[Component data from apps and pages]
::::::::::
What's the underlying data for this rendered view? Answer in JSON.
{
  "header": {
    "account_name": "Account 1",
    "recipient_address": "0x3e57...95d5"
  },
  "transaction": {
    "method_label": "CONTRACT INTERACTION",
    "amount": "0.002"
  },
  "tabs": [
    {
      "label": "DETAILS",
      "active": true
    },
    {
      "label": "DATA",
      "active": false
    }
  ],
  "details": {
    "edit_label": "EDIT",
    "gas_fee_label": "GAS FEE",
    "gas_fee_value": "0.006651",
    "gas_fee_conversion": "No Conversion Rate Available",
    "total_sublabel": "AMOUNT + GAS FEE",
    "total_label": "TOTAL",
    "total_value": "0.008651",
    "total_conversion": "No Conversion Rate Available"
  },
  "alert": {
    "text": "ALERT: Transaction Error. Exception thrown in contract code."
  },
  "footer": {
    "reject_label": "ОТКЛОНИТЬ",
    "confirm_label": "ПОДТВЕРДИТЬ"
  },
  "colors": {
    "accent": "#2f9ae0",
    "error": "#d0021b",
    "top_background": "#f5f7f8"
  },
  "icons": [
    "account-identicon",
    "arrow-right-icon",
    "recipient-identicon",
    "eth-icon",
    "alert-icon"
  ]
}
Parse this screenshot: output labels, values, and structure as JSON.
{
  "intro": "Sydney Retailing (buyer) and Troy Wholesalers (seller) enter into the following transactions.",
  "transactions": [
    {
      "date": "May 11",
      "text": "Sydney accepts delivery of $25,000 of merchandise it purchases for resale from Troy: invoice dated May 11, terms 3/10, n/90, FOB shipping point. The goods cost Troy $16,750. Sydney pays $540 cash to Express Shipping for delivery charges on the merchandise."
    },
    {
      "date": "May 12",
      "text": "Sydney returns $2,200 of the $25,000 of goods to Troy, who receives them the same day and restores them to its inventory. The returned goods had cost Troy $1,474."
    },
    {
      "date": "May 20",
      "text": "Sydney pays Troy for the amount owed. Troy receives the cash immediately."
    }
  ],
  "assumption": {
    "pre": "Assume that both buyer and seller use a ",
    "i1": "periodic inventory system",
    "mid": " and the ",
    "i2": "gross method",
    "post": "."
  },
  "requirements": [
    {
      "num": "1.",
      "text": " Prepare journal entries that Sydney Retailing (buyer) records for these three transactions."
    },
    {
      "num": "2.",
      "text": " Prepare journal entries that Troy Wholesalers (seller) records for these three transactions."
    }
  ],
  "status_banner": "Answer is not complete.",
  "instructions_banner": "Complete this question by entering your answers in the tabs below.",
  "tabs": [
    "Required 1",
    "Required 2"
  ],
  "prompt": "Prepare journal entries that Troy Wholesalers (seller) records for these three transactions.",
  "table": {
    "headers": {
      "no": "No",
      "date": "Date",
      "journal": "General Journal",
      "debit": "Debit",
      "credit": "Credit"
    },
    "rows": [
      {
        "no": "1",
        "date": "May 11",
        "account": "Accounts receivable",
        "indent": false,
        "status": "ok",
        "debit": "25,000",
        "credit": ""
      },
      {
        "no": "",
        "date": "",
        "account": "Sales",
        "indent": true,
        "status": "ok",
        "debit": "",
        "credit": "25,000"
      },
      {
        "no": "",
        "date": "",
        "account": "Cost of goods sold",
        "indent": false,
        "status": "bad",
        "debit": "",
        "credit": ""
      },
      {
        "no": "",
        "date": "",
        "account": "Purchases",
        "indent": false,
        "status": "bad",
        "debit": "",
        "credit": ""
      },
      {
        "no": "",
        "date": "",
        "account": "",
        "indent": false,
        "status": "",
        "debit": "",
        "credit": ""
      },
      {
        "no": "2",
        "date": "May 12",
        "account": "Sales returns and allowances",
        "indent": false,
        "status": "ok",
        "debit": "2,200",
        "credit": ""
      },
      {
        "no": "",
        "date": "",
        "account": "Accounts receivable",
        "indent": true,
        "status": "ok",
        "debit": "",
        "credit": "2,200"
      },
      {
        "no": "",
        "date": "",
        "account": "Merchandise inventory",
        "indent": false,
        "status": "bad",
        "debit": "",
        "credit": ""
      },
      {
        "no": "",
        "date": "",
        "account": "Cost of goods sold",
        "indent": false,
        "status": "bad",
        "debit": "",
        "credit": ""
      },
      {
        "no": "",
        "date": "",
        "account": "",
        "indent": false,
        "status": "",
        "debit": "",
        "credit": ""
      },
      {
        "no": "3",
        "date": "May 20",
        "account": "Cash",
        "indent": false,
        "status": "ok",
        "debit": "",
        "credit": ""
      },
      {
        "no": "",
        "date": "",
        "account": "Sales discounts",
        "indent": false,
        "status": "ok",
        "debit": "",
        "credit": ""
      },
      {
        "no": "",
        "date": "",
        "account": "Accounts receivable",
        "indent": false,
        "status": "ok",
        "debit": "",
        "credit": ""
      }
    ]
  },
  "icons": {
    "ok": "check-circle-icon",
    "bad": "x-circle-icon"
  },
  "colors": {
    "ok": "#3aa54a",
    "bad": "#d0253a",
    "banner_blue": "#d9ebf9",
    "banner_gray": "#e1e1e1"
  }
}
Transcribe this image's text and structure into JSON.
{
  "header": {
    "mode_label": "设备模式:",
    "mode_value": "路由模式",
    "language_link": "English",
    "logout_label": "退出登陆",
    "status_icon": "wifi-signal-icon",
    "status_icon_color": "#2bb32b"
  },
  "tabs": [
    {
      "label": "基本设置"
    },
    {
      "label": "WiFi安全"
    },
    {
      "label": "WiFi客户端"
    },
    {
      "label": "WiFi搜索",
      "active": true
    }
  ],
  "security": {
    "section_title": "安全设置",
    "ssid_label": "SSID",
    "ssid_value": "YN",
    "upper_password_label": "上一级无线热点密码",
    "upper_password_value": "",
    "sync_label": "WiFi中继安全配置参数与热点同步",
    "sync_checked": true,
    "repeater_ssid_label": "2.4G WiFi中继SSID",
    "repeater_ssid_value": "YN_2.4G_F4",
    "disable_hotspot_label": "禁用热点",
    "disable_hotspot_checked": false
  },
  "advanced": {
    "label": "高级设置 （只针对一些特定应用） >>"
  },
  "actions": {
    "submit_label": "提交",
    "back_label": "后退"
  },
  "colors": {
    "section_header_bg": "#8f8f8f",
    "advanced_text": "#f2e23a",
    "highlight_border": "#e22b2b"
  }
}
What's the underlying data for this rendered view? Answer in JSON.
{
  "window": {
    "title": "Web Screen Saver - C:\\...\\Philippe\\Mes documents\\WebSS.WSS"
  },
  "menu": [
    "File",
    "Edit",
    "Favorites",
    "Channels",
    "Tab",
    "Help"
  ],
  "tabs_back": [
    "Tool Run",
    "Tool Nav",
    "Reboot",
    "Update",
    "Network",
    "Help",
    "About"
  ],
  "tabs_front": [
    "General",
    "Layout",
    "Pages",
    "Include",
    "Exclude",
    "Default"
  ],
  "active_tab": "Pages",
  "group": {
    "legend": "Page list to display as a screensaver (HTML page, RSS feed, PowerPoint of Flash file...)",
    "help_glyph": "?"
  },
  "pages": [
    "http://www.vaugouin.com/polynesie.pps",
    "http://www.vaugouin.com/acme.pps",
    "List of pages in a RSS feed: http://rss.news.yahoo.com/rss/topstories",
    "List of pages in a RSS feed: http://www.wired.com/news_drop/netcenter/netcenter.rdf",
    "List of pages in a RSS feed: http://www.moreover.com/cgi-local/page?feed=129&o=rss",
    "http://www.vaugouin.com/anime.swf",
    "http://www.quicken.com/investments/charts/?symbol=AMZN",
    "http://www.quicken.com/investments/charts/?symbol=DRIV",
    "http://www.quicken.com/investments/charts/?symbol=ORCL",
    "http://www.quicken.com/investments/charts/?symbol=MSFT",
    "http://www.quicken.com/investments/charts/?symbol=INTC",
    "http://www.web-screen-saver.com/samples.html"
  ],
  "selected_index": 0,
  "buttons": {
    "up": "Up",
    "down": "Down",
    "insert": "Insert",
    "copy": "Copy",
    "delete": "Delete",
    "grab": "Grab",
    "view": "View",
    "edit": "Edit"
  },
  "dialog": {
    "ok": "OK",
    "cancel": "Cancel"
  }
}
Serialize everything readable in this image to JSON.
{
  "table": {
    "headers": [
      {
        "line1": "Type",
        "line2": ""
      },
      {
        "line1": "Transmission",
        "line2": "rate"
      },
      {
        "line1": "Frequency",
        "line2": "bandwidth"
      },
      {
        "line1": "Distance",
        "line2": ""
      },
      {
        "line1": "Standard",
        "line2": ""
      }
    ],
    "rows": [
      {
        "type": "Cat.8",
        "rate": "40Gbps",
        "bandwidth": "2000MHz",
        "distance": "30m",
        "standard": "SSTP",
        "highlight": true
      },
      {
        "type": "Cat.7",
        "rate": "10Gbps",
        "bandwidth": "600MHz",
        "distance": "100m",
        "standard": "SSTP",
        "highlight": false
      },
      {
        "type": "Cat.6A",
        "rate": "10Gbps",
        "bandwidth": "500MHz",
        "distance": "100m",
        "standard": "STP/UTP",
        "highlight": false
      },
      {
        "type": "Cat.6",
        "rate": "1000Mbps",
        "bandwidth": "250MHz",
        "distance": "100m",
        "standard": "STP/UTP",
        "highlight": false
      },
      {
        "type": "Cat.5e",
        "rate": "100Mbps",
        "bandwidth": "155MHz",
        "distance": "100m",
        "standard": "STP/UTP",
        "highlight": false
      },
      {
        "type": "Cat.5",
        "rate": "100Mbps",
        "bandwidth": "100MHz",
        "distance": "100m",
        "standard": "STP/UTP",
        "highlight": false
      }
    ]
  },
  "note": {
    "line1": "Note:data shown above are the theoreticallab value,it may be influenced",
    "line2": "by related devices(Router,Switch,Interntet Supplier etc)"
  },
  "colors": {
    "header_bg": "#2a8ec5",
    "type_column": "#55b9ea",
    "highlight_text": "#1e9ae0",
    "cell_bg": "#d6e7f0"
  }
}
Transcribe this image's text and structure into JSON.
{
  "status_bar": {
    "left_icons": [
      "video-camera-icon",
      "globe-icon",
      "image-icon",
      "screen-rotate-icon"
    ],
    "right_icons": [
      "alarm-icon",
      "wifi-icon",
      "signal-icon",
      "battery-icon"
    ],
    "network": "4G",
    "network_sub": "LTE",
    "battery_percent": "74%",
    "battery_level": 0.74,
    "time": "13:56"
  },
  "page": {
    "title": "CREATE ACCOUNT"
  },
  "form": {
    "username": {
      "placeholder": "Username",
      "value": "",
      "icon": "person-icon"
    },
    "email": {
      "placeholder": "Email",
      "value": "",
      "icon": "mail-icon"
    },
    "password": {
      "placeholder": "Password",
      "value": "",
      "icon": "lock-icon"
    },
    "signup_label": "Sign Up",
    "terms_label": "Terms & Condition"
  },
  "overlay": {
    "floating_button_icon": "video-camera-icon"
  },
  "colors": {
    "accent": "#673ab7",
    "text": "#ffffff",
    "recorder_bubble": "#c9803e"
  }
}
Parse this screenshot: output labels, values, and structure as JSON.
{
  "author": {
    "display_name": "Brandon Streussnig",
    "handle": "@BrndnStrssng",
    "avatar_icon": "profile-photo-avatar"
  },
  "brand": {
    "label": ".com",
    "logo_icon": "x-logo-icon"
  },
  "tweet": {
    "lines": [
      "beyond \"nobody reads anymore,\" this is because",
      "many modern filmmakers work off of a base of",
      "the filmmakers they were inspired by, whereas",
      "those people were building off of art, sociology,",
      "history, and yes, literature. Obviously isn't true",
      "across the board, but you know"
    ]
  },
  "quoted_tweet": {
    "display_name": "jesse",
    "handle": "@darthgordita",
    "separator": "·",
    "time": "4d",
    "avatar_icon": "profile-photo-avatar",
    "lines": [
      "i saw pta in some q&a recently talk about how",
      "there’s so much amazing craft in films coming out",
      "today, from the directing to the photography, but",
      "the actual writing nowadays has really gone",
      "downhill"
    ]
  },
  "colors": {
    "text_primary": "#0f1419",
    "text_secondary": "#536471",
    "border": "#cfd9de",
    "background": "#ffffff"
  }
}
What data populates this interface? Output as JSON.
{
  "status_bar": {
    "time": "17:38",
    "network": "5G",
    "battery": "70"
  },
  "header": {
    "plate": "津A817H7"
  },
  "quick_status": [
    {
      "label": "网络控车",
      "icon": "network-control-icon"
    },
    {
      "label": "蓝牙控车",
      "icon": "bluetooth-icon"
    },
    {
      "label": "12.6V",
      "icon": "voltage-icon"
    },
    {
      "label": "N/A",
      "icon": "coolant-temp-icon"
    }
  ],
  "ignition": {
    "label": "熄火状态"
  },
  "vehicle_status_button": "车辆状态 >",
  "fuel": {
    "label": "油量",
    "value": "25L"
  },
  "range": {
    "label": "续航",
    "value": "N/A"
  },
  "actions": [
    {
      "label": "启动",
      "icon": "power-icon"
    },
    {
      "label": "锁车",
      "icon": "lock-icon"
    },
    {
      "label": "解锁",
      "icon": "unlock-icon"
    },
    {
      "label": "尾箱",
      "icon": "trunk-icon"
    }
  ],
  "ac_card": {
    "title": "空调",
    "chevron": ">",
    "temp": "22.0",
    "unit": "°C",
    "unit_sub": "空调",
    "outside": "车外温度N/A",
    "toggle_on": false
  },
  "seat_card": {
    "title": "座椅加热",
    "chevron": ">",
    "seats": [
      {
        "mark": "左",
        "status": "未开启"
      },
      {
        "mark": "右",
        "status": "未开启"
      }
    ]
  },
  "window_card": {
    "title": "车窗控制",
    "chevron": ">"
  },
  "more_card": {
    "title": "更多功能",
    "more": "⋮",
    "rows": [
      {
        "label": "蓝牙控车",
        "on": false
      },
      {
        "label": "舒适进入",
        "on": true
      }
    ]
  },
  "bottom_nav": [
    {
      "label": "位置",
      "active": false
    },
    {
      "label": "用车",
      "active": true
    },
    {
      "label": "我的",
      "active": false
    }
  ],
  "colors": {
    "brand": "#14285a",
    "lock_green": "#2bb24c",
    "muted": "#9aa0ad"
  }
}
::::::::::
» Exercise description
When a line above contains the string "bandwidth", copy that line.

» Answer space
        "line2": "bandwidth"
        "bandwidth": "2000MHz",
        "bandwidth": "600MHz",
        "bandwidth": "500MHz",
        "bandwidth": "250MHz",
        "bandwidth": "155MHz",
        "bandwidth": "100MHz",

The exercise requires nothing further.